A congressional committee has asked me to testify before it regarding my area of research. Is this a lobbying activity?

No. Testimony given before a congressional committee or task force, or submitted for the public record of a congressional hearing, is not considered a lobbying activity under the LDA, and therefore does not have to be reported.

May I use University resources in preparation for my testimony?

Under these circumstances, you may use University resources to prepare your testimony. However, it must be made clear that you are not speaking on behalf of the University, and you may not use resources that are paid for entirely with federal funds.

My department, school, or college recently held an event in which a Member of Congress attended. Do we need to report the costs of that event?

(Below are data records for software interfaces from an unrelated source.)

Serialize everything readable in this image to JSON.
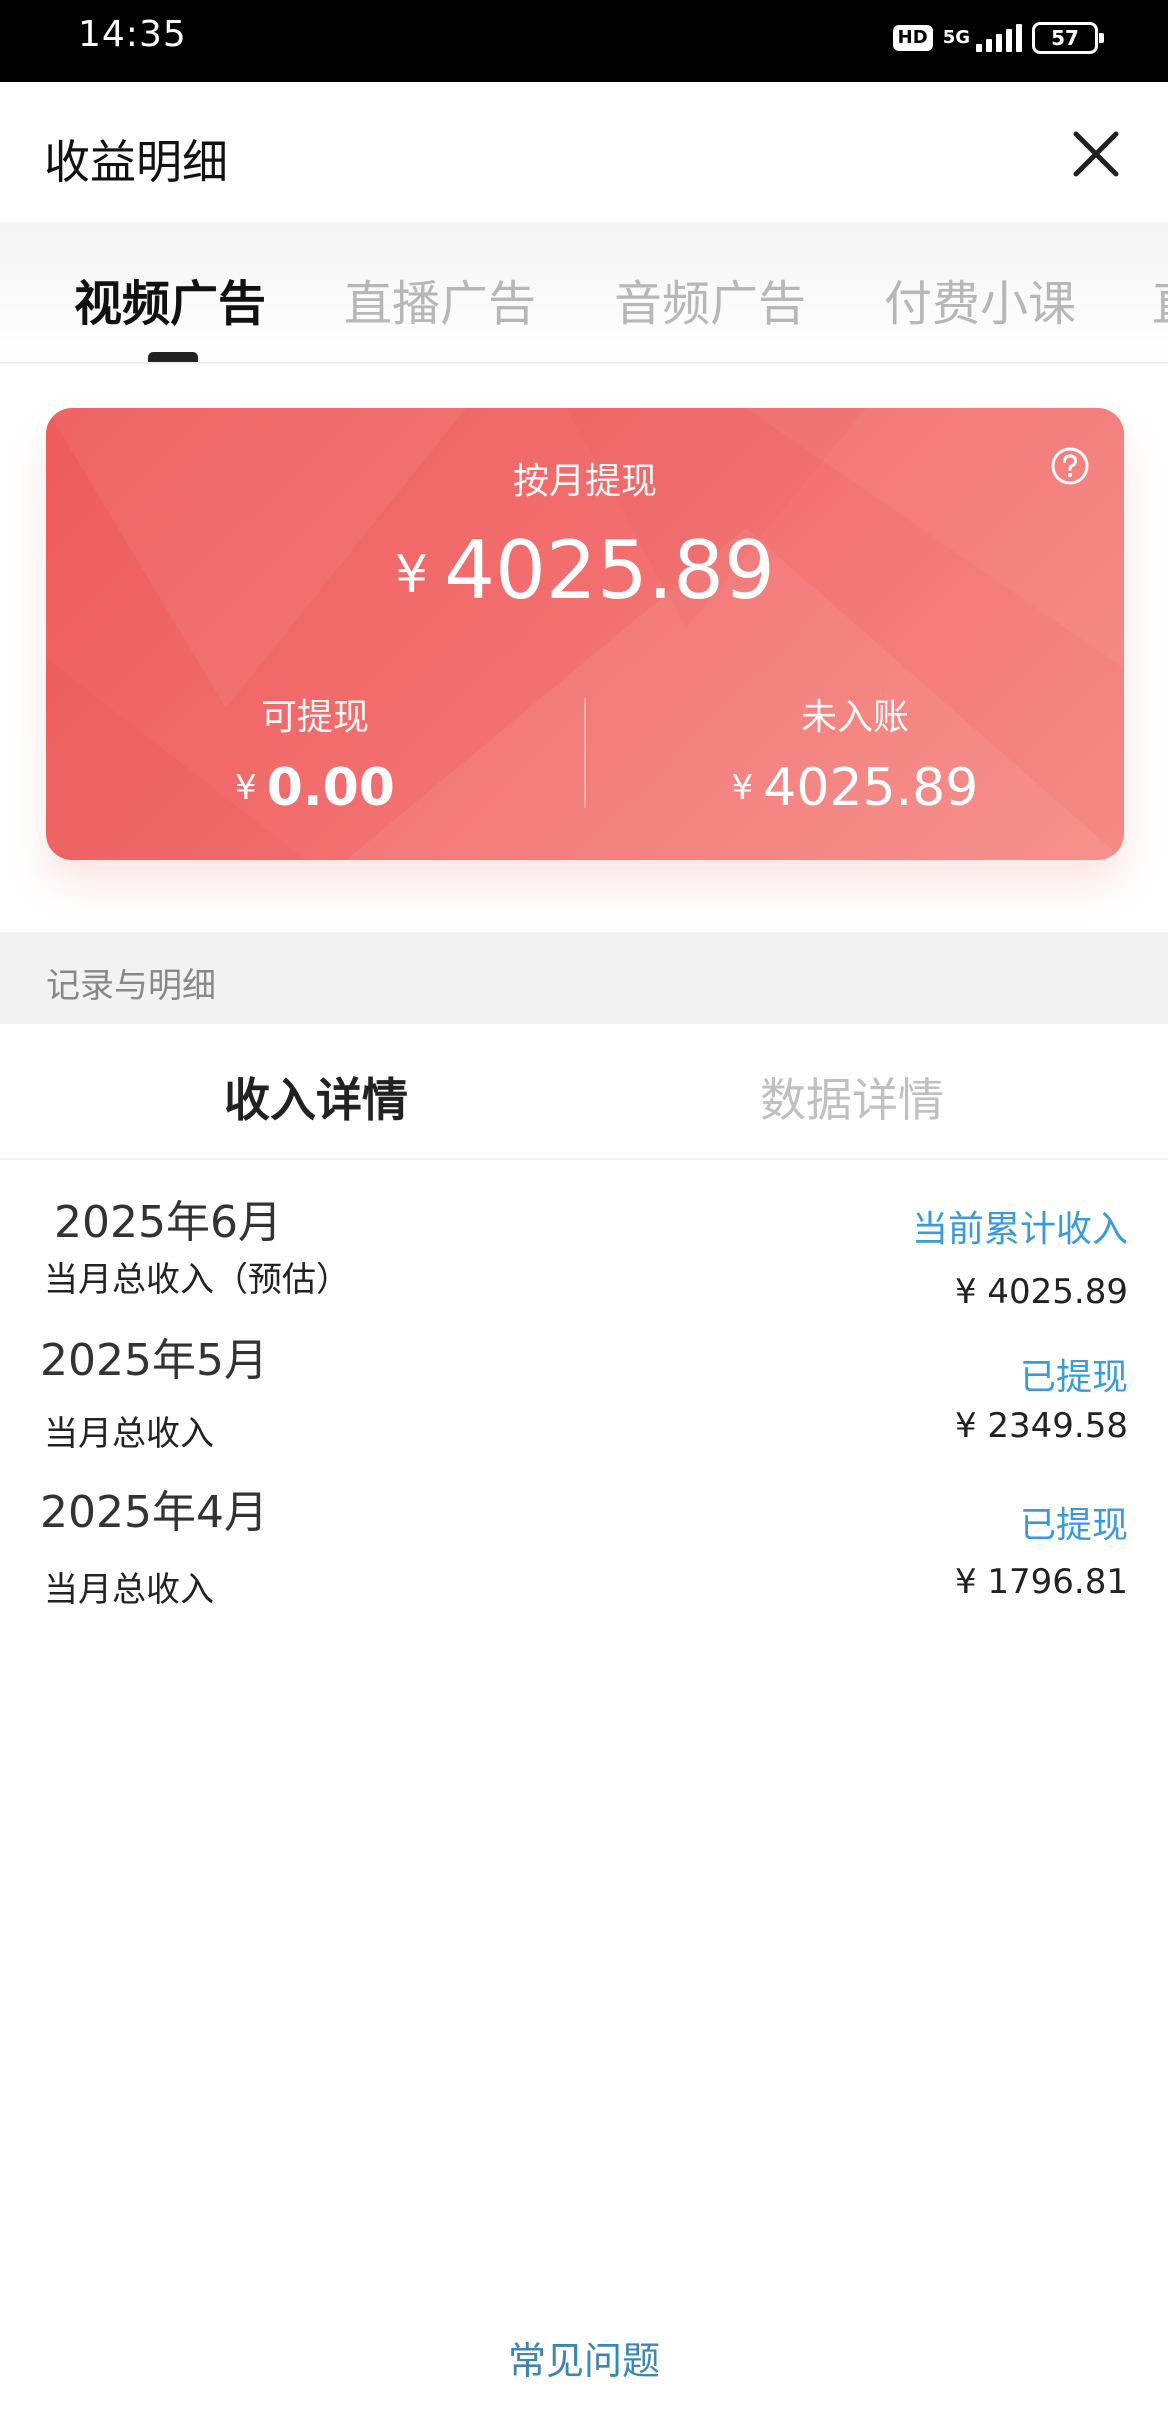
{
  "status_bar": {
    "time": "14:35",
    "hd": "HD",
    "network": "5G",
    "battery": "57"
  },
  "header": {
    "title": "收益明细",
    "close_icon": "close-icon"
  },
  "tabs": [
    {
      "label": "视频广告",
      "active": true
    },
    {
      "label": "直播广告",
      "active": false
    },
    {
      "label": "音频广告",
      "active": false
    },
    {
      "label": "付费小课",
      "active": false
    },
    {
      "label": "直",
      "active": false
    }
  ],
  "card": {
    "title": "按月提现",
    "currency": "¥",
    "total": "4025.89",
    "withdrawable_label": "可提现",
    "withdrawable_amount": "0.00",
    "pending_label": "未入账",
    "pending_amount": "4025.89",
    "help_icon": "question-circle-icon",
    "colors": {
      "start": "#ee5b5b",
      "end": "#f58a85"
    }
  },
  "records_section": {
    "label": "记录与明细"
  },
  "sub_tabs": [
    {
      "label": "收入详情",
      "active": true
    },
    {
      "label": "数据详情",
      "active": false
    }
  ],
  "records": [
    {
      "month": "2025年6月",
      "status": "当前累计收入",
      "desc": "当月总收入（预估）",
      "amount": "¥ 4025.89"
    },
    {
      "month": "2025年5月",
      "status": "已提现",
      "desc": "当月总收入",
      "amount": "¥ 2349.58"
    },
    {
      "month": "2025年4月",
      "status": "已提现",
      "desc": "当月总收入",
      "amount": "¥ 1796.81"
    }
  ],
  "footer": {
    "faq_label": "常见问题"
  },
  "accent_color": "#3a9bd8"
}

It depends. Under the law, events “honoring” Members of Congress or other federal officials need to be reported. This will most likely not apply to appearances by Members or covered officials at most university events.

The law says that the costs of such events (including travel for staff specifically for the event, hall rental, catering, the costs of any plaque or other award, or other direct costs) need to be reported if the event specifically “honors” the covered official.

The rules used to define what events do and do not qualify can be hard to apply properly, and will need to be evaluated on a case-by-case basis in consultation with the Federal Relations Office. If you think you might have an event to report, contact the Federal Relation’s Office to discuss the particulars.

I have been asked to appear with a Member of Congress in public. May I do so? And do I have to report it as lobbying?

A public appearance at a Member’s request, or on panel with a Member, where you are present because of your expertise, not specifically representing or advocating for the University, does not need to be reported.

Travel to Washington DC to discuss my research with federal agencies is paid from my grant funds. If I also visit with Members of Congress or staff for lobbying purposes while I am in the area, do I need to report any of my travel costs as a lobbying expense?

Yes, you will need to include the time you spend on lobbying activities, and also report your travel costs. Federal funds cannot be spent on lobbying activities, including travel, so that percentage of the costs should be paid from other funds.

Lobbying Activities of Other Organizations and Associations

A professional organization to which I belong has asked me to contact a Member of Congress/Executive Branch official in support of a bill that relates to my field of expertise. Is this a lobbying activity?

If a professional organization asks you to contact a federal office, you may do so, as their representative, not as a representative of the University. This will be seen as a private lobbying activity based on your professional expertise, and not reportable as a University lobbying activity under the LDA.

A professional organization to which I belong has asked me to testify before a congressional committee regarding my area of research. Is this a lobbying activity?

If your professional organization asks you to testify before a congressional committee or task force, or asks you to submit a statement for the public record of a congressional hearing on their behalf, you are allowed to do so under the LDA, and therefore do not have to report it as a lobbying activity.

Does my work as a member of a Federal Advisory Committee constitute lobbying?

No. Communications made in the course of participation in an advisory committee are not considered lobbying.

What are the rules concerning gifts of meals, travel, entertainment to House and Senate and the Administration?

As a basic rule, members of Congress may not solicit a gift or accept a gift that is linked to any action they have taken or being asked to take. There are many rules concerning gifts, however, and there is a broad exception that permits gifts to Congress if they are paid for by a state or local government, including a state university. Members of the Executive Branch (i.e., President, Vice President, Cabinet Officers, and agency officials) are not permitted to accept gifts. Please contact the Office of Federal Relations if you are thinking of giving a gift.